Hope in the Dark Times | Sojourners

Hope in the Dark Times

Sunset. Image courtesy Oleksii Sagitov/shutterstock.com
Sunset. Image courtesy Oleksii Sagitov/shutterstock.com

The first time I really got it, I was 16 years old.

I had traveled by myself to visit distant relatives in Paris, with the hope of improving my French. Somehow, a weekend visit to the beach ended up with me on an unaccompanied trip on a train from a lazy seaside town back to the city. “I’m lonely here, God,” I thought. “Would you show me you are with me?”

Looking out the train window, there was a brilliant sunset hanging over the fields of canola flowers. There was my reminder of God’s love! As the train curved away from the sunset and it fell out of view, I sat back in my seat, satisfied with the gift I had been given …  only to start up again as the train took a sharp curve to the left, the sunset back in full view.

“Oh,” I thought, “that’s what they mean by love being abundant and our cups overflowing. I get it.”

The first time I really got it, I was 18 years old.

On my first winter break back from college, I was driving in my parents’ car, listening to the radio. On air was a county executive discussing why a curfew might be a good idea for the county’s youth. According to him, instituting the curfew would help police arrest young people they suspected of other crimes. The implication was that it would only be enforced against those people who looked suspicious. Another voice on the show expressed concerns that what this meant was that the curfew would only be enforced against black teenagers.

“Oh,” I thought, “this is what they mean when they say the police target people they instinctively assume to be suspicious, even if they haven’t done anything wrong. I get it.”

The first time I really got it, I was 24 years old.

I was telling a volunteer spiritual director at a festival I was attending about how even after seven years, I couldn’t shake the story of the sunset on the train in France. It felt like a cheesy message, now, especially in the spiritual dry spell I was trying to press through.

She suggested that maybe the story still had something to teach me. She asked me what I appreciated about the festival. I told her the dark sky, a chance to be outside, the stars. “Light seems to be a theme for you,” she said. “What is the night sky?” she asked. I didn’t know. “The night sky is the promise that there will be a sunrise tomorrow.”

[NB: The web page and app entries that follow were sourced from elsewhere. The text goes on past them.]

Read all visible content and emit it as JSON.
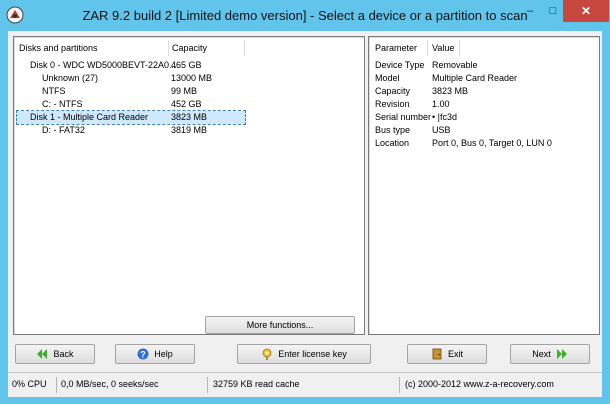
{
  "window": {
    "title": "ZAR 9.2 build 2 [Limited demo version] - Select a device or a partition to scan",
    "minimize": "–",
    "maximize": "□",
    "close": "✕"
  },
  "devices": {
    "columns": [
      "Disks and partitions",
      "Capacity"
    ],
    "rows": [
      {
        "name": "Disk 0 - WDC WD5000BEVT-22A0...",
        "capacity": "465 GB"
      },
      {
        "name": "Unknown (27)",
        "capacity": "13000 MB"
      },
      {
        "name": "NTFS",
        "capacity": "99 MB"
      },
      {
        "name": "C: - NTFS",
        "capacity": "452 GB"
      },
      {
        "name": "Disk 1 - Multiple Card  Reader",
        "capacity": "3823 MB"
      },
      {
        "name": "D: - FAT32",
        "capacity": "3819 MB"
      }
    ]
  },
  "properties": {
    "columns": [
      "Parameter",
      "Value"
    ],
    "rows": [
      {
        "param": "Device Type",
        "value": "Removable"
      },
      {
        "param": "Model",
        "value": "Multiple Card  Reader"
      },
      {
        "param": "Capacity",
        "value": "3823 MB"
      },
      {
        "param": "Revision",
        "value": "1.00"
      },
      {
        "param": "Serial number",
        "value": "• |fc3d"
      },
      {
        "param": "Bus type",
        "value": "USB"
      },
      {
        "param": "Location",
        "value": "Port 0, Bus 0, Target 0, LUN 0"
      }
    ]
  },
  "buttons": {
    "more_functions": "More functions...",
    "back": "Back",
    "help": "Help",
    "license": "Enter license key",
    "exit": "Exit",
    "next": "Next"
  },
  "status": {
    "cpu": "0% CPU",
    "io": "0,0 MB/sec, 0 seeks/sec",
    "cache": "32759 KB read cache",
    "copyright": "(c) 2000-2012 www.z-a-recovery.com"
  },
  "colors": {
    "frame": "#61c5eb",
    "close_button": "#c7463d",
    "selection": "#cfe8fb",
    "nav_arrow": "#3fae2a"
  }
}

“Oh,” I thought. “That is what it means to see hope and life when it is dark. I get it.”

That brings me to now. The news is heavy, and hearts are breaking. The Scripture passage for the first Sunday in Advent, “Oh that you would rend the heavens and come down!” hits like a wall of bricks.

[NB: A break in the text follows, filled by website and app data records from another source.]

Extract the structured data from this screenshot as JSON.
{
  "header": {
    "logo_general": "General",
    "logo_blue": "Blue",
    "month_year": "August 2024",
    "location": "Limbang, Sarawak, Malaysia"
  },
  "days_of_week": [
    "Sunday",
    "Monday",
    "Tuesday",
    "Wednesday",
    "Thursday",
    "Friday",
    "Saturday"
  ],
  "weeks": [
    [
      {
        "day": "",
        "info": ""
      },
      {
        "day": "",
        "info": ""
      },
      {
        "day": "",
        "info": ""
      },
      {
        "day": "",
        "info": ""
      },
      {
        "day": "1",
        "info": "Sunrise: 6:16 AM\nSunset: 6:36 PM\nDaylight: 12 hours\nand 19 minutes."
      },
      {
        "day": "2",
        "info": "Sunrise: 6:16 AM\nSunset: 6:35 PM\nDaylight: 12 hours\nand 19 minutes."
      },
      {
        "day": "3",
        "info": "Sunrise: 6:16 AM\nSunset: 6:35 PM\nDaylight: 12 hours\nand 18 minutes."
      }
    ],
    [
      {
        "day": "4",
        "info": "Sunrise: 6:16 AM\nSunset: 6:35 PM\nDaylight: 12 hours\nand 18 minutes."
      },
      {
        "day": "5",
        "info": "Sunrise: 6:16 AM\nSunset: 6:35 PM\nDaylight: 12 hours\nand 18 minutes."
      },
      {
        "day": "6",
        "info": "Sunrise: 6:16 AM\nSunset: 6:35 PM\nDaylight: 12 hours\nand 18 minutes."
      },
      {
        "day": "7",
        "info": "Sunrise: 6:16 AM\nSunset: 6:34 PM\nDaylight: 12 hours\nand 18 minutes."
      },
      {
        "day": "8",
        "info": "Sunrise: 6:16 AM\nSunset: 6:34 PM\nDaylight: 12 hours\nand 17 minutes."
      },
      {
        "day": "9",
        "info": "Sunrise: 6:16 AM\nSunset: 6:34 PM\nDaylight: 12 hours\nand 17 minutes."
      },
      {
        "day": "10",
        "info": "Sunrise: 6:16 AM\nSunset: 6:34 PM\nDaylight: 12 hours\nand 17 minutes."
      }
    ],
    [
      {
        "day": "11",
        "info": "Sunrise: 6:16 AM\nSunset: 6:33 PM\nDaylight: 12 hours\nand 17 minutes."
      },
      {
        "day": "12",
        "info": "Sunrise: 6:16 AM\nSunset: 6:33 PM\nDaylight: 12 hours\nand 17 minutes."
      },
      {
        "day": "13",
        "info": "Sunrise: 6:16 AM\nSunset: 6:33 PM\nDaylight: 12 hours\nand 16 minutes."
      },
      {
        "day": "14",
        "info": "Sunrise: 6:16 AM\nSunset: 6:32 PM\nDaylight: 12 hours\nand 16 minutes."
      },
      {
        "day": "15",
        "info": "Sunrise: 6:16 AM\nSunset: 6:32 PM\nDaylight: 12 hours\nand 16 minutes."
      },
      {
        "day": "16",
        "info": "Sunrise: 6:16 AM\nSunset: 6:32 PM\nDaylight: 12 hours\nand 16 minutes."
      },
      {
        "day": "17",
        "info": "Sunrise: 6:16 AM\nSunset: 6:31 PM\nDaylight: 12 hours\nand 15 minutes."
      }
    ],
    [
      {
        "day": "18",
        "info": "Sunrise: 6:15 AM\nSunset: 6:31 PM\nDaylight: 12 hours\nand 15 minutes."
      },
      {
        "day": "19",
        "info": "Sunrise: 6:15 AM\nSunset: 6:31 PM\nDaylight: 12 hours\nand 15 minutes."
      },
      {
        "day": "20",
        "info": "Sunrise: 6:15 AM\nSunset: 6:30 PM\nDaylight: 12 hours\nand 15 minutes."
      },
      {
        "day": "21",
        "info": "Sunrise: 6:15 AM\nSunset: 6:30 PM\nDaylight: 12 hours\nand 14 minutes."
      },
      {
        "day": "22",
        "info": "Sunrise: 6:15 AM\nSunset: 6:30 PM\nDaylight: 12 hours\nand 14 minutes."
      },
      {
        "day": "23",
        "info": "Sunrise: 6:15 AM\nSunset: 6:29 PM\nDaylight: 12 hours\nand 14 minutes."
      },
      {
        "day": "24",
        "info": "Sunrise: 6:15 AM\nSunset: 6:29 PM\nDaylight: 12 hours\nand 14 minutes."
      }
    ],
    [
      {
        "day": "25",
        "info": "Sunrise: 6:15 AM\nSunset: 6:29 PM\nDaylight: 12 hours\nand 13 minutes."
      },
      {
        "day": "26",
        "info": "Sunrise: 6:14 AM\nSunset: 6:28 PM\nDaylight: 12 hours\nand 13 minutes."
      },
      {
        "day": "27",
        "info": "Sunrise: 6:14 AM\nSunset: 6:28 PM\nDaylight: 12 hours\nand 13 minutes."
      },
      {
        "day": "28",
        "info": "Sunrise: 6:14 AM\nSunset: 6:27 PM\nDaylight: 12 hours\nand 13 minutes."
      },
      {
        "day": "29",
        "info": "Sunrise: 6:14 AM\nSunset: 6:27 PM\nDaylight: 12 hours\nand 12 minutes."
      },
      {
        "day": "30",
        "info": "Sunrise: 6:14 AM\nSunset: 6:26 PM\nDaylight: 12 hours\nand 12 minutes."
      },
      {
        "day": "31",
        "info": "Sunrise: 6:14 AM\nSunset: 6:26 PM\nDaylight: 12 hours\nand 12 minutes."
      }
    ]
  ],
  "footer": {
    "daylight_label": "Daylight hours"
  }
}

Oh that you would. Oh that I knew what would make police officers stop killing unarmed black teenagers. Oh that the country I live in knew how to bring justice. Oh for a sunrise.

But the heavens are dark now, and we just catch glimpses of the light.

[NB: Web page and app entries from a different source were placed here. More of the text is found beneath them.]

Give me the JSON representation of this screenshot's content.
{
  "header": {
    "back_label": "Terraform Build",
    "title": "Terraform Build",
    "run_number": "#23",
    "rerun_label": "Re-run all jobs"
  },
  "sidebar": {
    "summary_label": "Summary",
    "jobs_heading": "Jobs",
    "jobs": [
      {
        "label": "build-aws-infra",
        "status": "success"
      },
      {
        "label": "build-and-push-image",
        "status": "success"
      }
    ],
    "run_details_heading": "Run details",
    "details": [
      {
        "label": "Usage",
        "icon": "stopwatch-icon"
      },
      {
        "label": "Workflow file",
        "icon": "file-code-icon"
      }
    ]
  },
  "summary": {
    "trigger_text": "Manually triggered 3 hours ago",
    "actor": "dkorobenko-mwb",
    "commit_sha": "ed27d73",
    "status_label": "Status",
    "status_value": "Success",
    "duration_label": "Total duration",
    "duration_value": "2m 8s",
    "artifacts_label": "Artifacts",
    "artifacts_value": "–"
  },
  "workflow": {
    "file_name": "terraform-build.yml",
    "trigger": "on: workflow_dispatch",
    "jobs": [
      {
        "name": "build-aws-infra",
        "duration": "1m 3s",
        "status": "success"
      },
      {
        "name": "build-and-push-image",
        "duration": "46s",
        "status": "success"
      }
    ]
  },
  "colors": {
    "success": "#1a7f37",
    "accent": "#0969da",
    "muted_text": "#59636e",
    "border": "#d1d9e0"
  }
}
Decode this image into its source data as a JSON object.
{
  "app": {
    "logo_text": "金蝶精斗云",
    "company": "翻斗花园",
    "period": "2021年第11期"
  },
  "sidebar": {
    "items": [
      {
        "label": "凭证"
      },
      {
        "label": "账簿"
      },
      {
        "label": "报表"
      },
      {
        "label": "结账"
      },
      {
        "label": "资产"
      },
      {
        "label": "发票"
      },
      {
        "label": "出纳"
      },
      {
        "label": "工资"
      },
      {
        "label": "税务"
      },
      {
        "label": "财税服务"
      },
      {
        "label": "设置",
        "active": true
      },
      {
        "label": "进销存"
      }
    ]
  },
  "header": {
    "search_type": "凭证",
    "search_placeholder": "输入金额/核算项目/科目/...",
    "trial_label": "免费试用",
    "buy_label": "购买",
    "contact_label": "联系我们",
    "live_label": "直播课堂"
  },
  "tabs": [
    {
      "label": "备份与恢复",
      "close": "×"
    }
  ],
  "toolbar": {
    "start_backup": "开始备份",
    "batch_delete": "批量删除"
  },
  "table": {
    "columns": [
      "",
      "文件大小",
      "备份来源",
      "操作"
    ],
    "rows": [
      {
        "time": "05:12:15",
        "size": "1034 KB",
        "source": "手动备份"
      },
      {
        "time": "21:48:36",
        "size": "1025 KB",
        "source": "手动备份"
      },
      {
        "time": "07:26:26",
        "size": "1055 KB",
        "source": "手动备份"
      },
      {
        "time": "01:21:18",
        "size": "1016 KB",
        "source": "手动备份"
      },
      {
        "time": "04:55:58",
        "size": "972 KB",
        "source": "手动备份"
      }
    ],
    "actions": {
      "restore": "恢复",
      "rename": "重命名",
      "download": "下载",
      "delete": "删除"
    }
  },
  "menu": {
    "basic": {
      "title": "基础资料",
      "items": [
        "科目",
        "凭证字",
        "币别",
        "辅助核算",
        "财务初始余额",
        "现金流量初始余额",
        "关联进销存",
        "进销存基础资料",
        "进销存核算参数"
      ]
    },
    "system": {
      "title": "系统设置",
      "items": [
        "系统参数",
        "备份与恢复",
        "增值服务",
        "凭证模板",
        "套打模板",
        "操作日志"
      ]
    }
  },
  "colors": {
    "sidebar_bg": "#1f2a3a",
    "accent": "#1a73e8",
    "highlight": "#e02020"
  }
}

A friend in Chicago and I are swapping Advent thoughts, trying to make sense of the weight of our hearts (“I should have known not to read the comments… not even the comments on Sojourners,” she says).

She sends me a poem by Sylvia Plath, but I don’t have the energy to read a poem right now. I send her my pastor’s sermon from church on Sunday instead. “The Holy is at work, in the places that seem to have been abandoned by sun and moon and stars,” my pastor says.

My friend replies, “This fits so well with the Sylvia Plath poem!” So I read it, finally, and I think of my sunset in France:

…Miracles occur, 
If you care to call those spasmodic 
Tricks of radiance miracles. 
The wait's begun again, 
The long wait for the angel. 
For that rare, random descent.

Once again, in this Advent season, I get it.

Janelle Tupper is Online Organizing Associate for Sojourners.